What is Involved in an Upper Endoscopy?
An upper endoscopy is a very common procedure that allows your doctor to examine – and sometimes treat – areas of your upper digestive tract.
In this blog, the top NYC gastroenterologists at Gramercy Park Digestive Disease Center (GPDDC) explain what’s involved with an upper endoscopy.
What is an upper endoscopy?
This procedure, which is also known as an EGD, allows your doctor to examine your upper digestive tract by using an endoscope – a thin, flexible scope with a tiny light and camera on the end. Your esophagus, stomach, and/or the first part of your small intestine can be examined, depending on the reason for the procedure.
Your doctor may also be able to treat certain conditions during your upper endoscopy.
What symptoms could warrant this procedure?
Your doctor may recommend this procedure if you have any of the following symptoms:
- Trouble swallowing
- A feeling that food is stuck behind your breastbone
- Nausea and vomiting
- Chronic severe heartburn that’s not responding to treatment
- Abdominal pain
- Chest pain that’s not associated with a heart issue
- Anemia that doesn’t have a known cause
- Unexplained weight loss
- Black, tarry stools
What’s involved with an upper endoscopy?
You’ll receive sedation so that you’ll be relaxed during the procedure, and a mouthpiece will be placed in your mouth.

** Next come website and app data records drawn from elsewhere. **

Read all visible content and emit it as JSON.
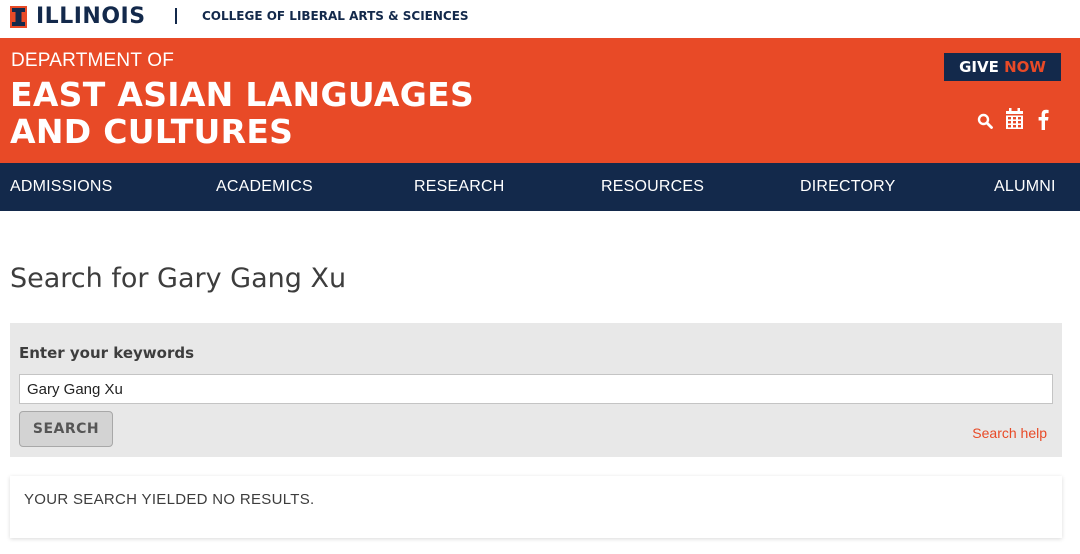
{
  "brand": {
    "logo_icon": "block-i-logo",
    "wordmark": "ILLINOIS",
    "separator": "|",
    "college": "COLLEGE OF LIBERAL ARTS & SCIENCES"
  },
  "header": {
    "dept_prefix": "DEPARTMENT OF",
    "dept_line1": "EAST ASIAN LANGUAGES",
    "dept_line2": "AND CULTURES",
    "give_label": "GIVE",
    "give_now": "NOW",
    "icons": [
      "search-icon",
      "calendar-icon",
      "facebook-icon"
    ],
    "colors": {
      "orange": "#e84a27",
      "navy": "#13294b"
    }
  },
  "nav": {
    "items": [
      {
        "label": "ADMISSIONS"
      },
      {
        "label": "ACADEMICS"
      },
      {
        "label": "RESEARCH"
      },
      {
        "label": "RESOURCES"
      },
      {
        "label": "DIRECTORY"
      },
      {
        "label": "ALUMNI"
      }
    ]
  },
  "main": {
    "title": "Search for Gary Gang Xu",
    "search": {
      "label": "Enter your keywords",
      "value": "Gary Gang Xu",
      "button": "SEARCH",
      "help": "Search help"
    },
    "results_message": "YOUR SEARCH YIELDED NO RESULTS."
  }
}
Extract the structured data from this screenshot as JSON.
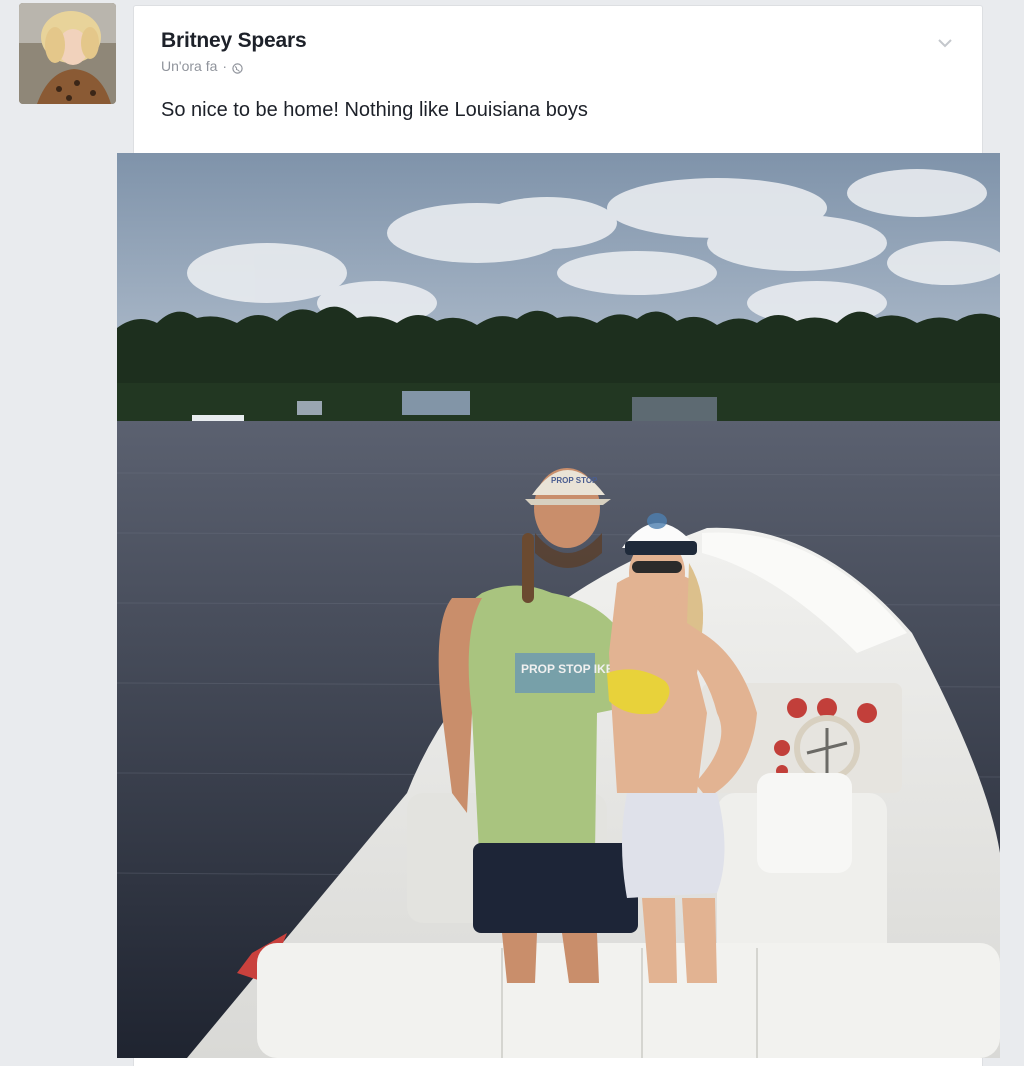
{
  "post": {
    "author_name": "Britney Spears",
    "timestamp": "Un'ora fa",
    "separator": "·",
    "text": "So nice to be home! Nothing like Louisiana boys",
    "privacy_icon": "globe-icon",
    "options_icon": "chevron-down-icon"
  },
  "photo": {
    "hat_text": "PROP STOP",
    "shirt_text": "PROP STOP IKE"
  },
  "colors": {
    "background": "#e9ebee",
    "card": "#ffffff",
    "name": "#1d2129",
    "meta": "#90949c"
  }
}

You’ll lie down on your left side, and when you’re properly sedated, your doctor will insert an endoscope into your mouth, move it through your esophagus, and down into your stomach and the upper part of the small intestine.

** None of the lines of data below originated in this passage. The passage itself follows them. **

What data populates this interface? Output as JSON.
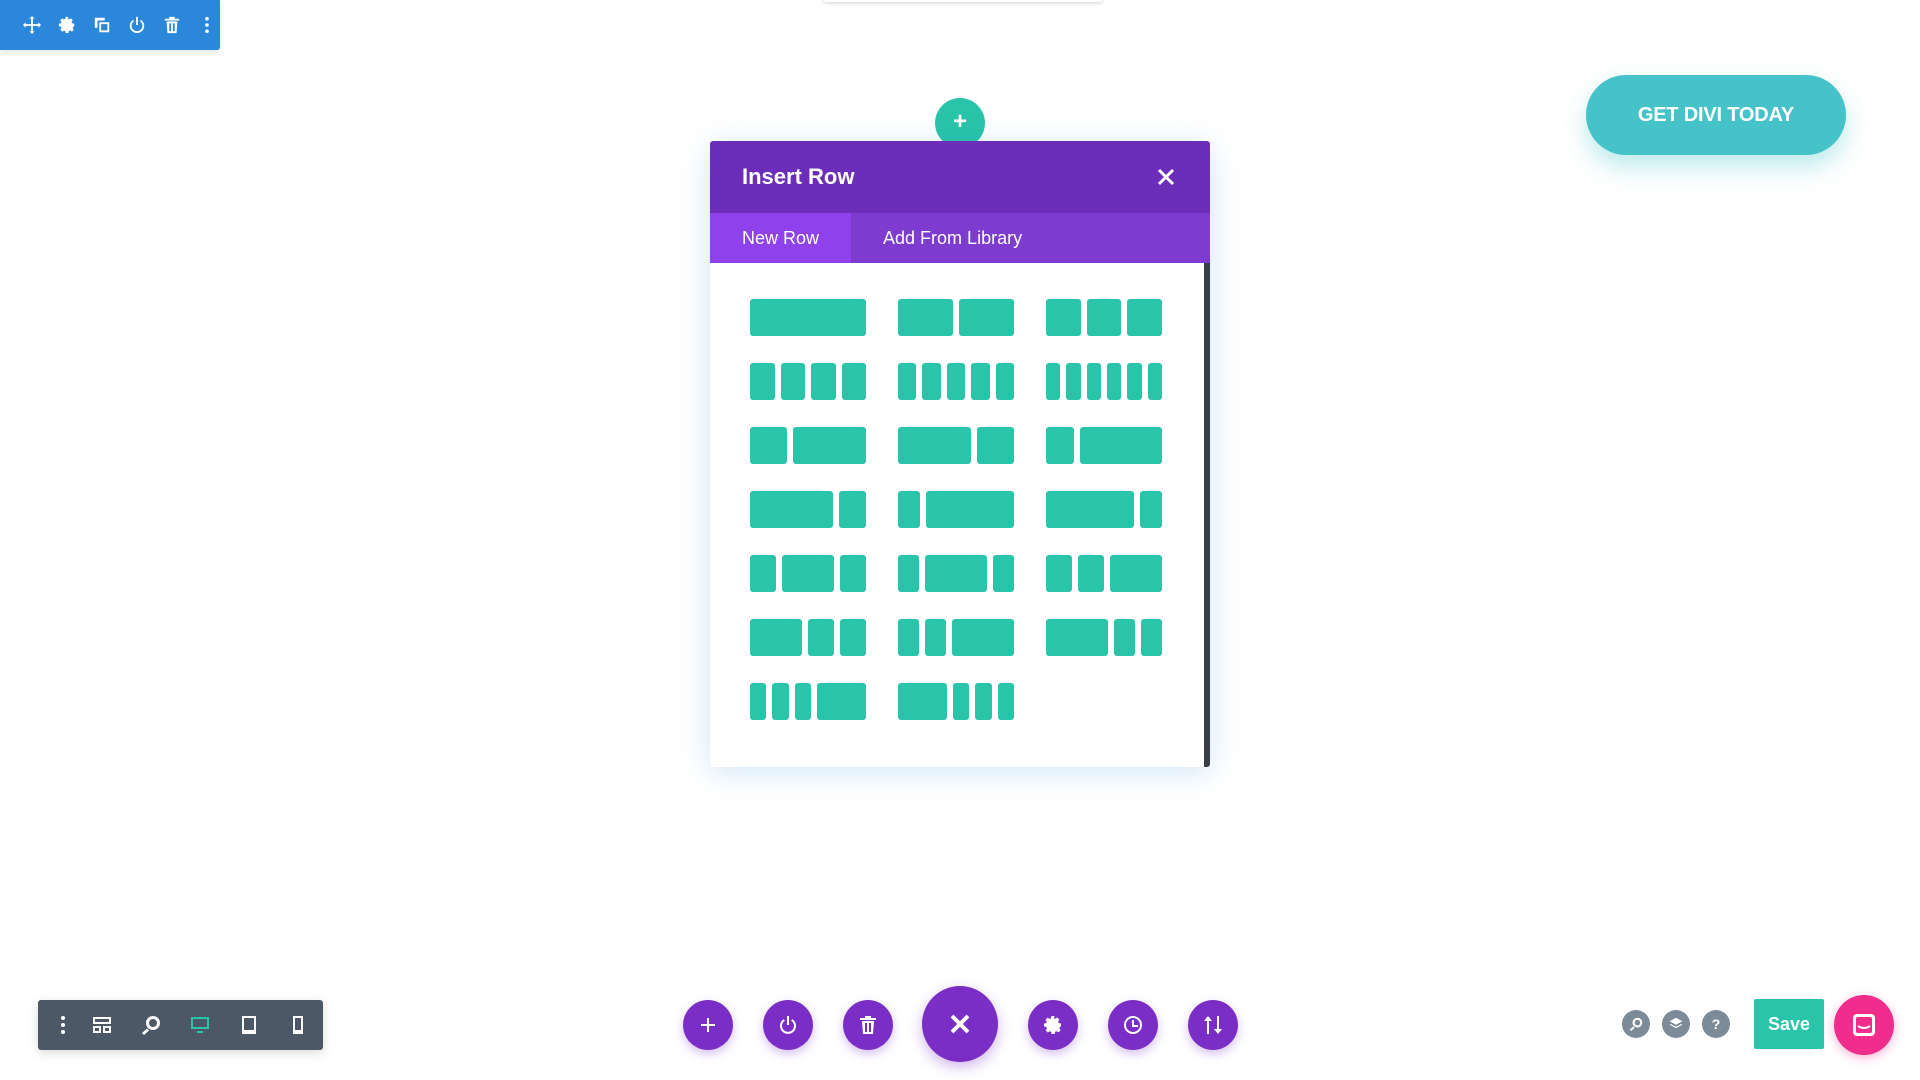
{
  "section_toolbar": {
    "icons": [
      "move-icon",
      "gear-icon",
      "duplicate-icon",
      "power-icon",
      "trash-icon",
      "more-icon"
    ]
  },
  "cta": {
    "label": "GET DIVI TODAY"
  },
  "add_row": {
    "label": "+"
  },
  "modal": {
    "title": "Insert Row",
    "tabs": [
      {
        "label": "New Row",
        "active": true
      },
      {
        "label": "Add From Library",
        "active": false
      }
    ],
    "layouts": [
      [
        1
      ],
      [
        1,
        1
      ],
      [
        1,
        1,
        1
      ],
      [
        1,
        1,
        1,
        1
      ],
      [
        1,
        1,
        1,
        1,
        1
      ],
      [
        1,
        1,
        1,
        1,
        1,
        1
      ],
      [
        1,
        2
      ],
      [
        2,
        1
      ],
      [
        1,
        3
      ],
      [
        3,
        1
      ],
      [
        1,
        4
      ],
      [
        4,
        1
      ],
      [
        1,
        2,
        1
      ],
      [
        1,
        3,
        1
      ],
      [
        1,
        1,
        2
      ],
      [
        2,
        1,
        1
      ],
      [
        1,
        1,
        3
      ],
      [
        3,
        1,
        1
      ],
      [
        1,
        1,
        1,
        3
      ],
      [
        3,
        1,
        1,
        1
      ]
    ],
    "accent_color": "#29c4a9"
  },
  "view_toolbar": {
    "buttons": [
      "more-icon",
      "wireframe-icon",
      "zoom-icon",
      "desktop-icon",
      "tablet-icon",
      "phone-icon"
    ],
    "active": "desktop-icon"
  },
  "bottom_center": {
    "buttons": [
      "add-icon",
      "power-icon",
      "trash-icon",
      "close-icon",
      "gear-icon",
      "history-icon",
      "sort-icon"
    ]
  },
  "bottom_right": {
    "icons": [
      "search-icon",
      "layers-icon",
      "help-icon"
    ],
    "help_label": "?",
    "save_label": "Save"
  },
  "colors": {
    "primary_purple": "#7b2ec5",
    "header_purple": "#6c2eb9",
    "teal": "#29c4a9",
    "blue": "#2b87da",
    "cta": "#45c3c9",
    "pink": "#f02c8c"
  }
}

Your doctor will examine any areas of concern and may also be able to correct issues, such as stretching a narrowed esophagus. Suspicious areas such as a polyp may be biopsied (removing a tissue sample for further testing).

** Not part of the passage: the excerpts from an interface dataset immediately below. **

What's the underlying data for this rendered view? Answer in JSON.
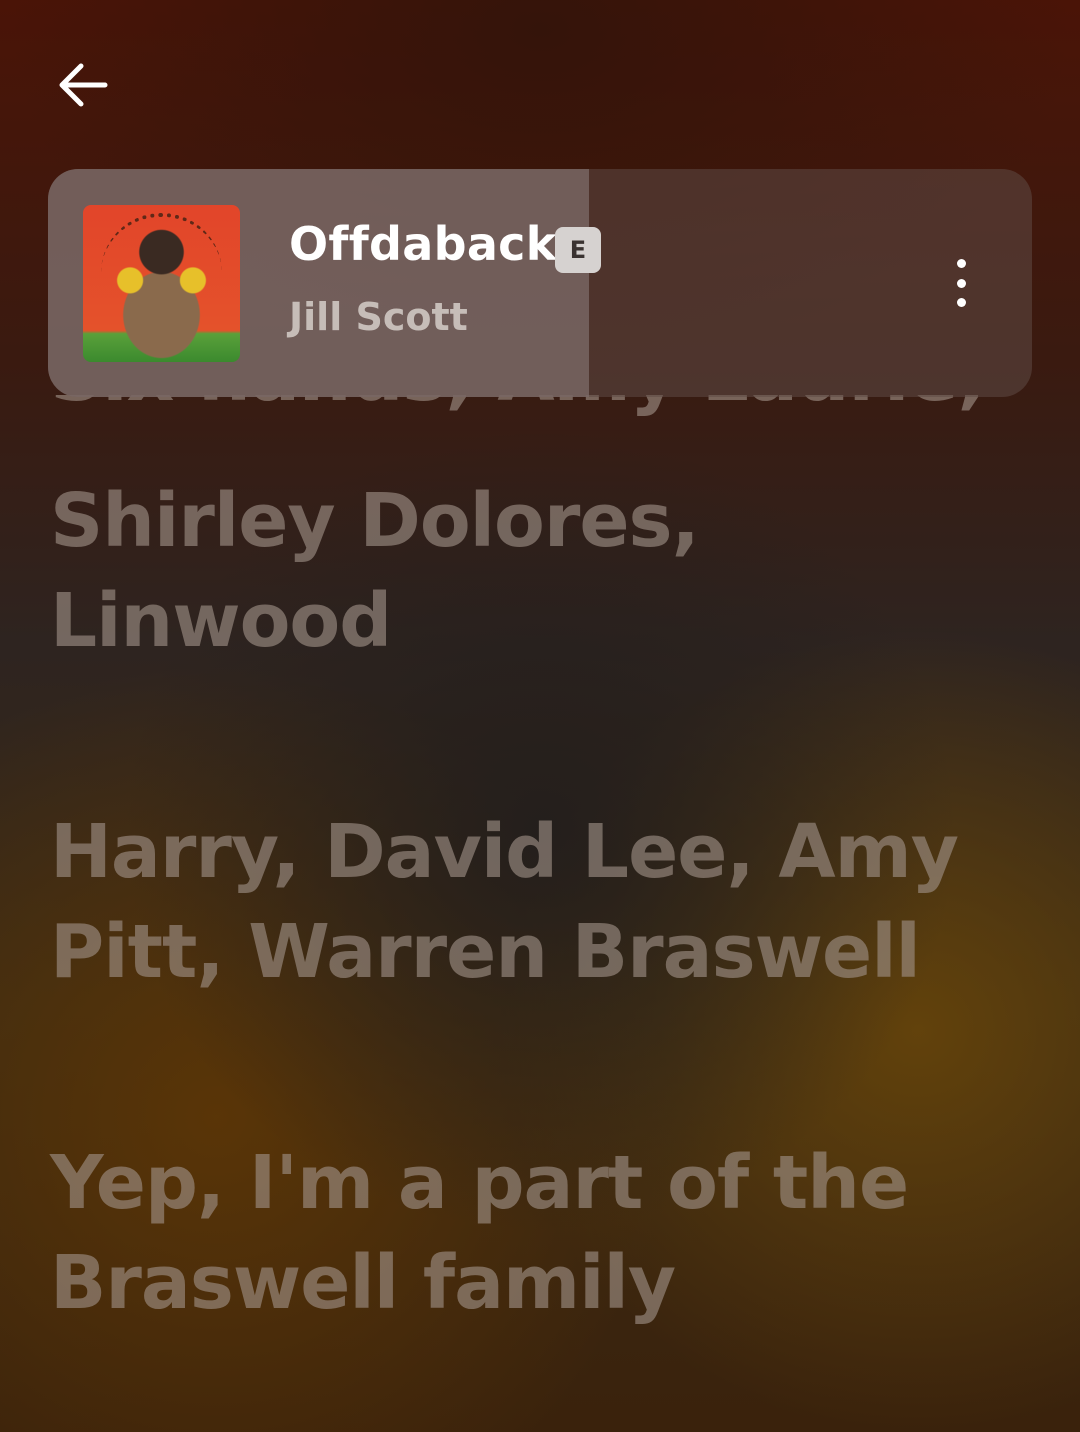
{
  "header": {
    "back_icon": "arrow-left-icon"
  },
  "now_playing": {
    "title": "Offdaback",
    "explicit_badge": "E",
    "artist": "Jill Scott",
    "more_icon": "more-vertical-icon",
    "progress": 0.55
  },
  "lyrics": {
    "partial_line": "Six hands, Amy Laurie,",
    "lines": [
      "Shirley Dolores,",
      "Linwood",
      "Harry, David Lee, Amy",
      "Pitt, Warren Braswell",
      "Yep, I'm a part of the",
      "Braswell family"
    ]
  }
}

What happens next?
You’ll be observed for about an hour, and you’ll need someone to drive you home. You may have a sore throat or some cramping, but these symptoms should last only about a day. When you can swallow comfortably, you can start eating and drinking.
Your doctor will share the results of the procedure with you and either talk with you about a treatment plan or make plans for further testing if more information is needed.
If you have any symptoms that suggest an upper endoscopy might be warranted, make an appointment today with GPDDC. We specialize in top-quality digestive care services for patients in the New York City metropolitan area and beyond.